The coronavirus disease (COVID)-19) that caused the current pandemic may not be as deadly as initially thought by the public according to an analysis made by a statistician from Stanford.
According to Dr. John Ioannidis, in his analysis of the deaths caused by a coronavirus, the fatality rate is only between 0.2%-0.4%. This range is lower than what was initially reported which is 1% and above and is very close to the death rate of the seasonal flu, which is 0.1%.
In a report by Mercury News, Dr. Ioannidis stated in his analysis that despite COVID-19 being a formidable threat to the health of people worldwide, the Infection Fatality Rate (IFR) of the disease is lower than what was initially reported. He also said that this should be welcomed as a piece of evidence that COVID-19 is not as deadly as it was reported to be.
However, he stressed that his calculations do not mean that SARS-CoV-2, the causative agent of COVID-19 does not pose serious danger. This is supported by the fact that the number of deaths caused by COVID-19, even with the restrictions imposed is still greater by a large number than those caused by the flu.
In a report by The New York Times, according to an expert in pandemics and associate professor of Public Health from UC Irvine, Andrew Noymer, the reason that the death count of COVID-19 is much higher than the flu is that the latter has an annual vaccine and COVI-19 does not. Thus, more people are susceptible to COVID-19 than with flu.
It was also stated in the analysis by Dr. Ioannidis, that the true death rate is very difficult to determine while still in the middle of a pandemic. This is because the estimates are based on the confirmed cases rather than the true number of infections, which led to the possible overestimation of the virus' lethality.
Moreover, Dr. Ioannidis chose at a dozen of studies wherein seroprevalence is measured and showed the number of people in a population of samples that have developed antibodies against COVID-19. With this, he estimated the IFR by dividing the said number of people with antibodies by the number of deaths among people in the 12 studies.

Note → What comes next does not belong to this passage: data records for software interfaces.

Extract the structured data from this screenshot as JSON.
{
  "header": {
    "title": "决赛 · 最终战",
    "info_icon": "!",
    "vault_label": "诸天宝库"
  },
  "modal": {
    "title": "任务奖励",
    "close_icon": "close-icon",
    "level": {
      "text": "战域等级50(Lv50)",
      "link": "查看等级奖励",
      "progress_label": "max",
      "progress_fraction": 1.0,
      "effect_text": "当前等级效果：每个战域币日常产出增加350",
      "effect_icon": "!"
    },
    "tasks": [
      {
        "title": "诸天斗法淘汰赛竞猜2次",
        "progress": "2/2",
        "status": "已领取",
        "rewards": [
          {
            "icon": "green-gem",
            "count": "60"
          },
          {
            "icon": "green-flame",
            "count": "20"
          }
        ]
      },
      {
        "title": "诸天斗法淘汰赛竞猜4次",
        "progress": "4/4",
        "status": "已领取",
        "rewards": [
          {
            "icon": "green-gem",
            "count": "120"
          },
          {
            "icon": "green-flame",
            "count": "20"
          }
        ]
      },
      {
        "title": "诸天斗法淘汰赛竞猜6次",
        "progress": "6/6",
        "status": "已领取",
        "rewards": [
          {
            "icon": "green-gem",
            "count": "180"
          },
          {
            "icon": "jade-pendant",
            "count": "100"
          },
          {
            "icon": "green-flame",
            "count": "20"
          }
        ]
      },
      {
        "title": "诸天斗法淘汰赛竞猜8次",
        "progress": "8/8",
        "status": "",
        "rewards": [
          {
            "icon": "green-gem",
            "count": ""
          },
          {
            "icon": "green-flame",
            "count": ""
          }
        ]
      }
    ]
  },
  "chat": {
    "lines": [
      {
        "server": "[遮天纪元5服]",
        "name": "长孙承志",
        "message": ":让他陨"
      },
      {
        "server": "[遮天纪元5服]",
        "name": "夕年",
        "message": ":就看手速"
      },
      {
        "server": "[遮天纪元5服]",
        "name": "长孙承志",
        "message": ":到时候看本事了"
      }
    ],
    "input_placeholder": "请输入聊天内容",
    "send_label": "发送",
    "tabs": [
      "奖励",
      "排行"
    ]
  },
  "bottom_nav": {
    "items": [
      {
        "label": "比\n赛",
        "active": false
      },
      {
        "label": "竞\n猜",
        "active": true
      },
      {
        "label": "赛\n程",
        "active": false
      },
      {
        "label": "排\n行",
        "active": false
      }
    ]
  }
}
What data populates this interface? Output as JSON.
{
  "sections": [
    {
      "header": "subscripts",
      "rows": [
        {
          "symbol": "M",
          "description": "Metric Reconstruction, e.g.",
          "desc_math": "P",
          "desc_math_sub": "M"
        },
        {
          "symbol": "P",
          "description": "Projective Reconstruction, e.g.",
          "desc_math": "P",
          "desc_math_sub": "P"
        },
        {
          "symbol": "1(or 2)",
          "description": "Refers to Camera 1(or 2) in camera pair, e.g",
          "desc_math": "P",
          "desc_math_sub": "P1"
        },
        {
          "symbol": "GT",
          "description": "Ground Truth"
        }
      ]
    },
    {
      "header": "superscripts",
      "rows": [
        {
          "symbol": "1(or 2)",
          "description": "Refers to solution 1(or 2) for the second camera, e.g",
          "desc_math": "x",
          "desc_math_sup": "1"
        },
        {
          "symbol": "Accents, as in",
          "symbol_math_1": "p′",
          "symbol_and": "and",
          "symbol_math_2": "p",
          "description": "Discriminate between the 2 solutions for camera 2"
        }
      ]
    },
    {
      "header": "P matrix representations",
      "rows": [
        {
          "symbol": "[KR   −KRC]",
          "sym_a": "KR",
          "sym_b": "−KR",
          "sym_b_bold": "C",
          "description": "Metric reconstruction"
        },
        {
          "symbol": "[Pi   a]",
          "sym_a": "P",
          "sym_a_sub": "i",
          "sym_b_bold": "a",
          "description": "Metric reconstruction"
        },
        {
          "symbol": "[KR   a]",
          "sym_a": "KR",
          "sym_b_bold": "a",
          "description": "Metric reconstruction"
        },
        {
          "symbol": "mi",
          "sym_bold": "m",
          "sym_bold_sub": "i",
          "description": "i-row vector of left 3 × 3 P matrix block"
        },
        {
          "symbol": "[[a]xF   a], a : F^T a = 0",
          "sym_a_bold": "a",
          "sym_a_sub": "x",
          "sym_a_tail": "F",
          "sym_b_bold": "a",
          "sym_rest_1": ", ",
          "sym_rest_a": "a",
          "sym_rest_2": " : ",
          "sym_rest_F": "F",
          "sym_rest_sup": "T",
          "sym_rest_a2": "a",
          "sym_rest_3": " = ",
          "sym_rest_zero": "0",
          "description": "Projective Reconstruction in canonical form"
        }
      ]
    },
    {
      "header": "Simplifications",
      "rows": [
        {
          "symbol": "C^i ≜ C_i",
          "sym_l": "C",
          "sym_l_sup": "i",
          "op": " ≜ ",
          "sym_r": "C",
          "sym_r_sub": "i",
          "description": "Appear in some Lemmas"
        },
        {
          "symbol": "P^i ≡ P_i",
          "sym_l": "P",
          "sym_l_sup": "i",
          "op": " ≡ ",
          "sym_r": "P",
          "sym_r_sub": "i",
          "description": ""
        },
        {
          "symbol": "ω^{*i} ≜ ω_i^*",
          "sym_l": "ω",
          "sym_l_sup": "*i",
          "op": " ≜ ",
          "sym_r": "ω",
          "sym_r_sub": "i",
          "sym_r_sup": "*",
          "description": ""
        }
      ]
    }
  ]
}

According to him, the results showed that the rates only ranged from 0.25 to 0.4%.
Critics say calculations are flawed
However, Dr. Ioannidis' analysis was quickly called out by critics who said his work was flawed. The said critics also questioned the integrity of the studies that were chosen which included fatalities in blood donors who were healthy, but not a Spanish study on seroprevalence that was recently published and set the IFR to 1% to 1.3% which is at least three times the highest estimate in his analysis.
Meanwhile, Noymer agreed to the fact that the death rate is indeed lowed than what was initially estimated. But he said that this is expected given that there is still a growing case count. He also noted that what matters at the moment is the fact that the virus has killed many people in the US and worldwide making it very deadly.